§ **Your task**:
Copy all the data exactly, except the pictures.
━━━━━ Listed records
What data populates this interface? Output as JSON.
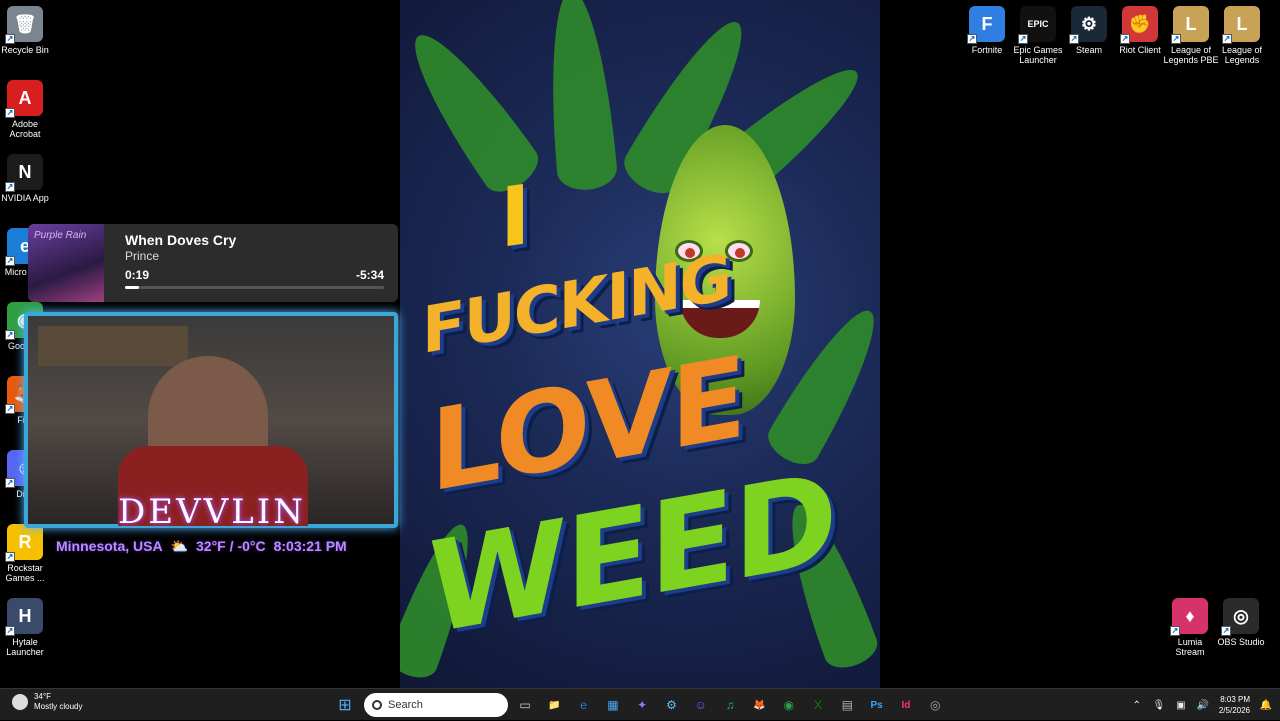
{
  "desktop_icons_left": [
    {
      "label": "Recycle Bin",
      "glyph": "🗑",
      "color": "#7a8590"
    },
    {
      "label": "Adobe Acrobat",
      "glyph": "A",
      "color": "#d71f1f"
    },
    {
      "label": "NVIDIA App",
      "glyph": "N",
      "color": "#1c1c1c"
    },
    {
      "label": "Micro Edg",
      "glyph": "e",
      "color": "#1c7ed6"
    },
    {
      "label": "Goo Chr",
      "glyph": "◉",
      "color": "#2f9e44"
    },
    {
      "label": "Fire",
      "glyph": "🦊",
      "color": "#e8590c"
    },
    {
      "label": "Disc",
      "glyph": "☺",
      "color": "#5865f2"
    },
    {
      "label": "Rockstar Games ...",
      "glyph": "R",
      "color": "#f6c000"
    },
    {
      "label": "Hytale Launcher",
      "glyph": "H",
      "color": "#3a4a6a"
    }
  ],
  "desktop_icons_top_right": [
    {
      "label": "Fortnite",
      "glyph": "F",
      "color": "#2f7fe0"
    },
    {
      "label": "Epic Games Launcher",
      "glyph": "EPIC",
      "color": "#111111"
    },
    {
      "label": "Steam",
      "glyph": "⚙",
      "color": "#1b2838"
    },
    {
      "label": "Riot Client",
      "glyph": "✊",
      "color": "#d13639"
    },
    {
      "label": "League of Legends PBE",
      "glyph": "L",
      "color": "#c8a256"
    },
    {
      "label": "League of Legends",
      "glyph": "L",
      "color": "#c8a256"
    }
  ],
  "desktop_icons_bottom_right": [
    {
      "label": "Lumia Stream",
      "glyph": "♦",
      "color": "#d6336c"
    },
    {
      "label": "OBS Studio",
      "glyph": "◎",
      "color": "#2b2b2b"
    }
  ],
  "wallpaper": {
    "line1": "I",
    "line2": "FUCKING",
    "line3": "LOVE",
    "line4": "WEED"
  },
  "media": {
    "album_text": "Purple Rain",
    "title": "When Doves Cry",
    "artist": "Prince",
    "elapsed": "0:19",
    "remaining": "-5:34",
    "progress": 0.055
  },
  "webcam": {
    "streamer_name": "DEVVLIN",
    "location": "Minnesota, USA",
    "weather_icon": "⛅",
    "temperature": "32°F / -0°C",
    "time": "8:03:21 PM"
  },
  "taskbar": {
    "weather_temp": "34°F",
    "weather_desc": "Mostly cloudy",
    "weather_badge": "4",
    "search_placeholder": "Search",
    "apps": [
      {
        "name": "task-view",
        "glyph": "▭",
        "color": "#cfd4da"
      },
      {
        "name": "file-explorer",
        "glyph": "📁",
        "color": "#f2c14e"
      },
      {
        "name": "edge",
        "glyph": "e",
        "color": "#1c7ed6"
      },
      {
        "name": "store",
        "glyph": "▦",
        "color": "#4dabf7"
      },
      {
        "name": "copilot",
        "glyph": "✦",
        "color": "#9775fa"
      },
      {
        "name": "steam",
        "glyph": "⚙",
        "color": "#66c0f4"
      },
      {
        "name": "discord",
        "glyph": "☺",
        "color": "#5865f2"
      },
      {
        "name": "spotify",
        "glyph": "♫",
        "color": "#1db954"
      },
      {
        "name": "firefox",
        "glyph": "🦊",
        "color": "#e8590c"
      },
      {
        "name": "chrome",
        "glyph": "◉",
        "color": "#2f9e44"
      },
      {
        "name": "xbox",
        "glyph": "X",
        "color": "#107c10"
      },
      {
        "name": "notepad",
        "glyph": "▤",
        "color": "#adb5bd"
      },
      {
        "name": "photoshop",
        "glyph": "Ps",
        "color": "#31a8ff"
      },
      {
        "name": "indesign",
        "glyph": "Id",
        "color": "#ff3366"
      },
      {
        "name": "obs",
        "glyph": "◎",
        "color": "#aaaaaa"
      }
    ],
    "clock_time": "8:03 PM",
    "clock_date": "2/5/2026"
  }
}
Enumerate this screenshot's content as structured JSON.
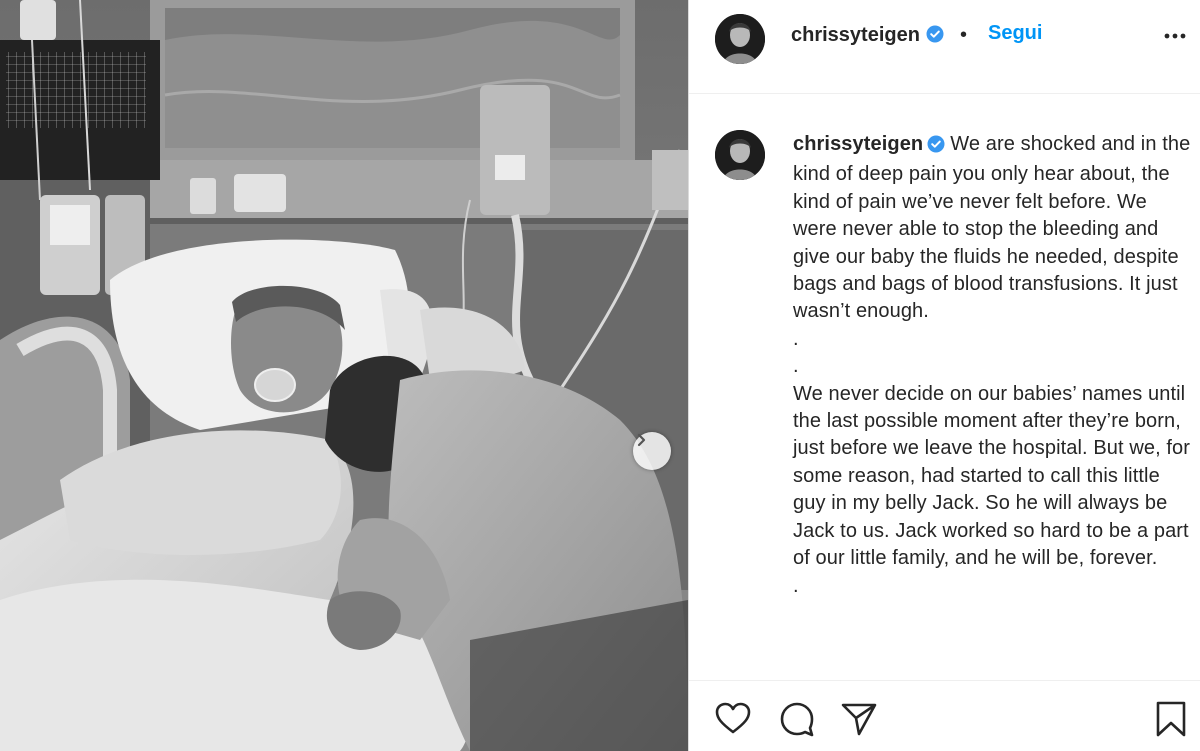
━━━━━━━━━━
§ **Exercise answer**:
What data populates this interface? Output as JSON.
{
  "desktop_icons_left": [
    {
      "label": "Recycle Bin",
      "glyph": "🗑",
      "color": "#7a8590"
    },
    {
      "label": "Adobe Acrobat",
      "glyph": "A",
      "color": "#d71f1f"
    },
    {
      "label": "NVIDIA App",
      "glyph": "N",
      "color": "#1c1c1c"
    },
    {
      "label": "Micro Edg",
      "glyph": "e",
      "color": "#1c7ed6"
    },
    {
      "label": "Goo Chr",
      "glyph": "◉",
      "color": "#2f9e44"
    },
    {
      "label": "Fire",
      "glyph": "🦊",
      "color": "#e8590c"
    },
    {
      "label": "Disc",
      "glyph": "☺",
      "color": "#5865f2"
    },
    {
      "label": "Rockstar Games ...",
      "glyph": "R",
      "color": "#f6c000"
    },
    {
      "label": "Hytale Launcher",
      "glyph": "H",
      "color": "#3a4a6a"
    }
  ],
  "desktop_icons_top_right": [
    {
      "label": "Fortnite",
      "glyph": "F",
      "color": "#2f7fe0"
    },
    {
      "label": "Epic Games Launcher",
      "glyph": "EPIC",
      "color": "#111111"
    },
    {
      "label": "Steam",
      "glyph": "⚙",
      "color": "#1b2838"
    },
    {
      "label": "Riot Client",
      "glyph": "✊",
      "color": "#d13639"
    },
    {
      "label": "League of Legends PBE",
      "glyph": "L",
      "color": "#c8a256"
    },
    {
      "label": "League of Legends",
      "glyph": "L",
      "color": "#c8a256"
    }
  ],
  "desktop_icons_bottom_right": [
    {
      "label": "Lumia Stream",
      "glyph": "♦",
      "color": "#d6336c"
    },
    {
      "label": "OBS Studio",
      "glyph": "◎",
      "color": "#2b2b2b"
    }
  ],
  "wallpaper": {
    "line1": "I",
    "line2": "FUCKING",
    "line3": "LOVE",
    "line4": "WEED"
  },
  "media": {
    "album_text": "Purple Rain",
    "title": "When Doves Cry",
    "artist": "Prince",
    "elapsed": "0:19",
    "remaining": "-5:34",
    "progress": 0.055
  },
  "webcam": {
    "streamer_name": "DEVVLIN",
    "location": "Minnesota, USA",
    "weather_icon": "⛅",
    "temperature": "32°F / -0°C",
    "time": "8:03:21 PM"
  },
  "taskbar": {
    "weather_temp": "34°F",
    "weather_desc": "Mostly cloudy",
    "weather_badge": "4",
    "search_placeholder": "Search",
    "apps": [
      {
        "name": "task-view",
        "glyph": "▭",
        "color": "#cfd4da"
      },
      {
        "name": "file-explorer",
        "glyph": "📁",
        "color": "#f2c14e"
      },
      {
        "name": "edge",
        "glyph": "e",
        "color": "#1c7ed6"
      },
      {
        "name": "store",
        "glyph": "▦",
        "color": "#4dabf7"
      },
      {
        "name": "copilot",
        "glyph": "✦",
        "color": "#9775fa"
      },
      {
        "name": "steam",
        "glyph": "⚙",
        "color": "#66c0f4"
      },
      {
        "name": "discord",
        "glyph": "☺",
        "color": "#5865f2"
      },
      {
        "name": "spotify",
        "glyph": "♫",
        "color": "#1db954"
      },
      {
        "name": "firefox",
        "glyph": "🦊",
        "color": "#e8590c"
      },
      {
        "name": "chrome",
        "glyph": "◉",
        "color": "#2f9e44"
      },
      {
        "name": "xbox",
        "glyph": "X",
        "color": "#107c10"
      },
      {
        "name": "notepad",
        "glyph": "▤",
        "color": "#adb5bd"
      },
      {
        "name": "photoshop",
        "glyph": "Ps",
        "color": "#31a8ff"
      },
      {
        "name": "indesign",
        "glyph": "Id",
        "color": "#ff3366"
      },
      {
        "name": "obs",
        "glyph": "◎",
        "color": "#aaaaaa"
      }
    ],
    "clock_time": "8:03 PM",
    "clock_date": "2/5/2026"
  }
}
Enumerate this screenshot's content as structured JSON.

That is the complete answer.